SHANGHAI (XFNews) - Airbus said it wants to ramp up the construction of plane parts in China to help spur sales in the country, which it predicts will need 200 superjumbo jets like its A380 over the next 20 years.
The European aerospace consortium also reiterated its projection that it will purchase 60 mln usd worth of components in China in 2007, rising to 120 mln usd three years later.
"Because we have only 15 mln usd in sourcing in China we would like to increase this number," Airbus spokesman Gu Wei told Agence France-Presse, adding that proposals being considered included establishing more joint ventures in China.

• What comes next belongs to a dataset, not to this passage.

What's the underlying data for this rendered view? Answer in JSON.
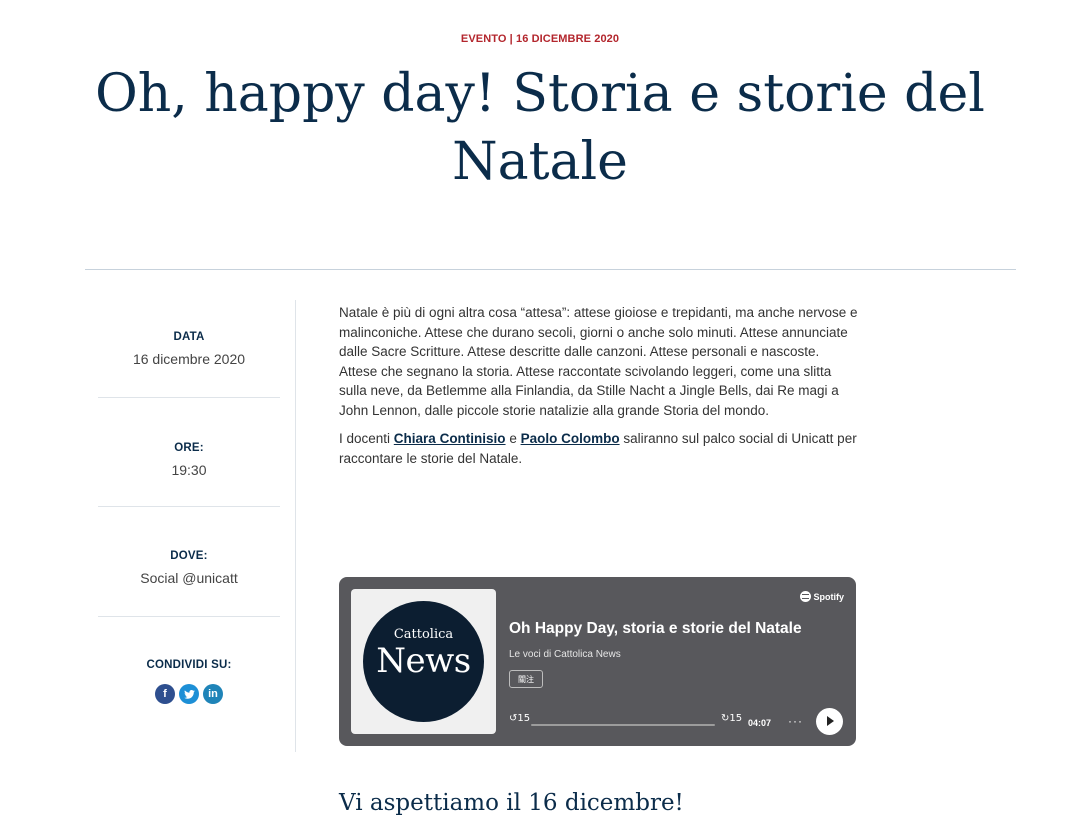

By increasing the sourcing of parts, especially for the A380 -- the new double-decker plane capable of carrying up to 555 passengers -- the European group hopes to better integrate the mainland market into its supply chain.
Already since the mid-1980s Chinese manufacturers have delivered to Airbus parts for doors, noses and wings valued at more than 500 mln usd, according to Xinhua news agency.

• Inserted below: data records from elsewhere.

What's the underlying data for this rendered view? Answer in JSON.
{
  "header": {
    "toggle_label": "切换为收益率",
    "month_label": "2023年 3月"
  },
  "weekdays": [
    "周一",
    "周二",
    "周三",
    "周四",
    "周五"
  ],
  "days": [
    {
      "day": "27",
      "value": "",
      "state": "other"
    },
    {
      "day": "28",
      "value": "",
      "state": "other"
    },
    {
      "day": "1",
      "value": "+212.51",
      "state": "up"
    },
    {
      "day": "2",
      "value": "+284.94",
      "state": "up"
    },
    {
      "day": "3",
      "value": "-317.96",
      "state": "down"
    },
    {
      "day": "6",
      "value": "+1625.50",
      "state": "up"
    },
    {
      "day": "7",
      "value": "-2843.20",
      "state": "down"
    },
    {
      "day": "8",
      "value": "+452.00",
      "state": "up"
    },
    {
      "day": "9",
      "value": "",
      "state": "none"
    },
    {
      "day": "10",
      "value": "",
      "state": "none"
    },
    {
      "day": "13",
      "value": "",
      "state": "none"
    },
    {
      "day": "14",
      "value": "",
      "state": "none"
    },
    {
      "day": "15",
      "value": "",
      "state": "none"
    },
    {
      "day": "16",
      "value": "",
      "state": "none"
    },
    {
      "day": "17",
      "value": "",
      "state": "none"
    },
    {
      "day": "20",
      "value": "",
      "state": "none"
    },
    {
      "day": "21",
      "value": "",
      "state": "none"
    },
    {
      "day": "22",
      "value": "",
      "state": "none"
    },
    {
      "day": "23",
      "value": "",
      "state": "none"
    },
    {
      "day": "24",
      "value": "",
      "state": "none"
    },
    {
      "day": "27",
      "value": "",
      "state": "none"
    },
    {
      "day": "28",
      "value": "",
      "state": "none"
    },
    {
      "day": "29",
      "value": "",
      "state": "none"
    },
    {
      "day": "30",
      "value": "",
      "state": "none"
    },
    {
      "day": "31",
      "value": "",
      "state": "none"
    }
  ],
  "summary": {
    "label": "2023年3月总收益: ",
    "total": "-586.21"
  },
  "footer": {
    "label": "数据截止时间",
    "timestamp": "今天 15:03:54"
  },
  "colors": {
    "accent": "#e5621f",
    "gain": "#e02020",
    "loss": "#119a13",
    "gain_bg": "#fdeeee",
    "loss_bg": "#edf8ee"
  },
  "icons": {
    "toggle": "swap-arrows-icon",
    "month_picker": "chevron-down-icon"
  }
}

Five Chinese companies produce parts for Airbus planes, including emergency doors for A320s made by the Shenyang Aircraft Industrial (Group) Company and the main parts for the A320's nose by the Chengdu Aircraft Industrial (Group).

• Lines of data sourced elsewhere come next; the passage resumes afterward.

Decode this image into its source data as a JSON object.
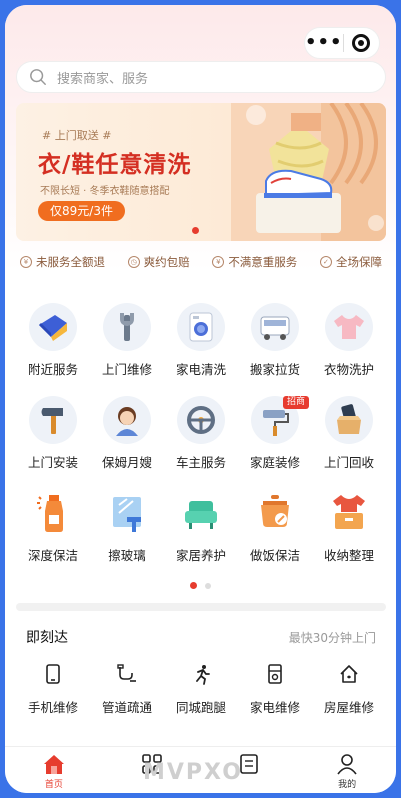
{
  "capsule": {
    "more": "•••"
  },
  "search": {
    "placeholder": "搜索商家、服务"
  },
  "banner": {
    "tag": "# 上门取送 #",
    "title": "衣/鞋任意清洗",
    "subtitle": "不限长短 · 冬季衣鞋随意搭配",
    "price_button": "仅89元/3件"
  },
  "guarantees": [
    "未服务全额退",
    "爽约包赔",
    "不满意重服务",
    "全场保障"
  ],
  "categories": [
    {
      "label": "附近服务",
      "icon": "location-package-icon"
    },
    {
      "label": "上门维修",
      "icon": "wrench-icon"
    },
    {
      "label": "家电清洗",
      "icon": "washing-machine-icon"
    },
    {
      "label": "搬家拉货",
      "icon": "truck-icon"
    },
    {
      "label": "衣物洗护",
      "icon": "shirt-icon"
    },
    {
      "label": "上门安装",
      "icon": "hammer-icon"
    },
    {
      "label": "保姆月嫂",
      "icon": "nanny-icon"
    },
    {
      "label": "车主服务",
      "icon": "steering-wheel-icon"
    },
    {
      "label": "家庭装修",
      "icon": "paint-roller-icon",
      "badge": "招商"
    },
    {
      "label": "上门回收",
      "icon": "recycle-box-icon"
    },
    {
      "label": "深度保洁",
      "icon": "spray-bottle-icon"
    },
    {
      "label": "擦玻璃",
      "icon": "glass-wiper-icon"
    },
    {
      "label": "家居养护",
      "icon": "sofa-icon"
    },
    {
      "label": "做饭保洁",
      "icon": "cooking-pot-icon"
    },
    {
      "label": "收纳整理",
      "icon": "storage-box-icon"
    }
  ],
  "quick": {
    "title": "即刻达",
    "more": "最快30分钟上门",
    "items": [
      {
        "label": "手机维修",
        "icon": "phone-icon"
      },
      {
        "label": "管道疏通",
        "icon": "pipe-icon"
      },
      {
        "label": "同城跑腿",
        "icon": "runner-icon"
      },
      {
        "label": "家电维修",
        "icon": "appliance-icon"
      },
      {
        "label": "房屋维修",
        "icon": "house-icon"
      }
    ]
  },
  "tabs": [
    {
      "label": "首页",
      "icon": "home-icon"
    },
    {
      "label": "",
      "icon": "grid-icon"
    },
    {
      "label": "",
      "icon": "list-icon"
    },
    {
      "label": "我的",
      "icon": "profile-icon"
    }
  ],
  "watermark": "MVPXO",
  "colors": {
    "accent": "#e63c2e",
    "orange": "#f06d1f",
    "bg_blue": "#3a73e8"
  }
}
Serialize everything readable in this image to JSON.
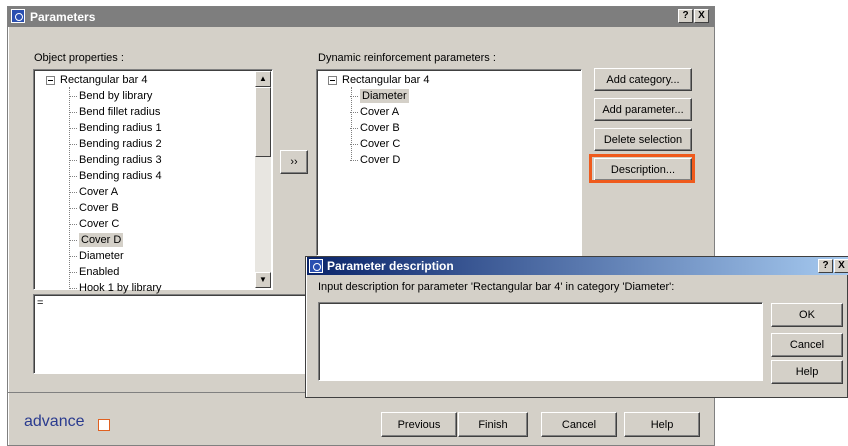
{
  "window": {
    "title": "Parameters",
    "help_btn": "?",
    "close_btn": "X"
  },
  "object_properties": {
    "label": "Object properties :",
    "root": "Rectangular bar 4",
    "items": [
      "Bend by library",
      "Bend fillet radius",
      "Bending radius 1",
      "Bending radius 2",
      "Bending radius 3",
      "Bending radius 4",
      "Cover A",
      "Cover B",
      "Cover C",
      "Cover D",
      "Diameter",
      "Enabled",
      "Hook 1 by library"
    ],
    "selected": "Cover D",
    "value_text": "="
  },
  "transfer_button": "››",
  "dynamic_params": {
    "label": "Dynamic reinforcement parameters :",
    "root": "Rectangular bar 4",
    "items": [
      "Diameter",
      "Cover A",
      "Cover B",
      "Cover C",
      "Cover D"
    ],
    "selected": "Diameter"
  },
  "side_buttons": {
    "add_category": "Add category...",
    "add_parameter": "Add parameter...",
    "delete_selection": "Delete selection",
    "description": "Description..."
  },
  "footer": {
    "brand": "advance",
    "previous": "Previous",
    "finish": "Finish",
    "cancel": "Cancel",
    "help": "Help"
  },
  "dialog": {
    "title": "Parameter description",
    "help_btn": "?",
    "close_btn": "X",
    "prompt": "Input description for parameter 'Rectangular bar 4' in category 'Diameter':",
    "input_value": "",
    "ok": "OK",
    "cancel": "Cancel",
    "help": "Help"
  },
  "colors": {
    "highlight": "#ef5a1c",
    "dialog_title": "#0a246a",
    "brand": "#2a3b8f"
  }
}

The consortium will also transfer technologies for producing entire A320 jet wings to China that will enable all the components to be produced in the country by 2007.
While Airbus planes are unlikely to be assembled in their entirety in China anytime soon, the building of major components would likely help Airbus capture a larger slice of the world's third largest aviation market.
Airbus, 80-pct owned by aerospace conglomerate EADS and the rest by British defence contractor BAE Systems, projected China will need 200 superjumbos like the A380 over the next two decades, and Gu said it made economic sense for the company to source more on the mainland.
"China's aviation market has huge potential not only for mid-range planes but also in the capacity for traffic growth and so the Chinese market needs larger aircraft," said Gu.
"With new product sourcing we would want China to buy more A380s and we hope that by 2008 we will add one more Chinese airline."
Earlier this year Airbus inked a deal worth some 1.4 bln usd to sell five of the planes to China Southern Airlines, although Boeing hit right back with orders for its new 787 Dreamliner, a medium-sized long-haul jet.
Gu said discussions with Chinese airlines on buying more A380s were ongoing.
The A380 is part of Airbus's plan to ramp up sales based on a strategy that hauling more passengers on a single flight will bring airlines greater efficiency.
It has sold more than 200 planes in China since 1985 and so far this year has received orders for 59 aircraft from five Chinese airlines, accounting for 20 pct of its total orders.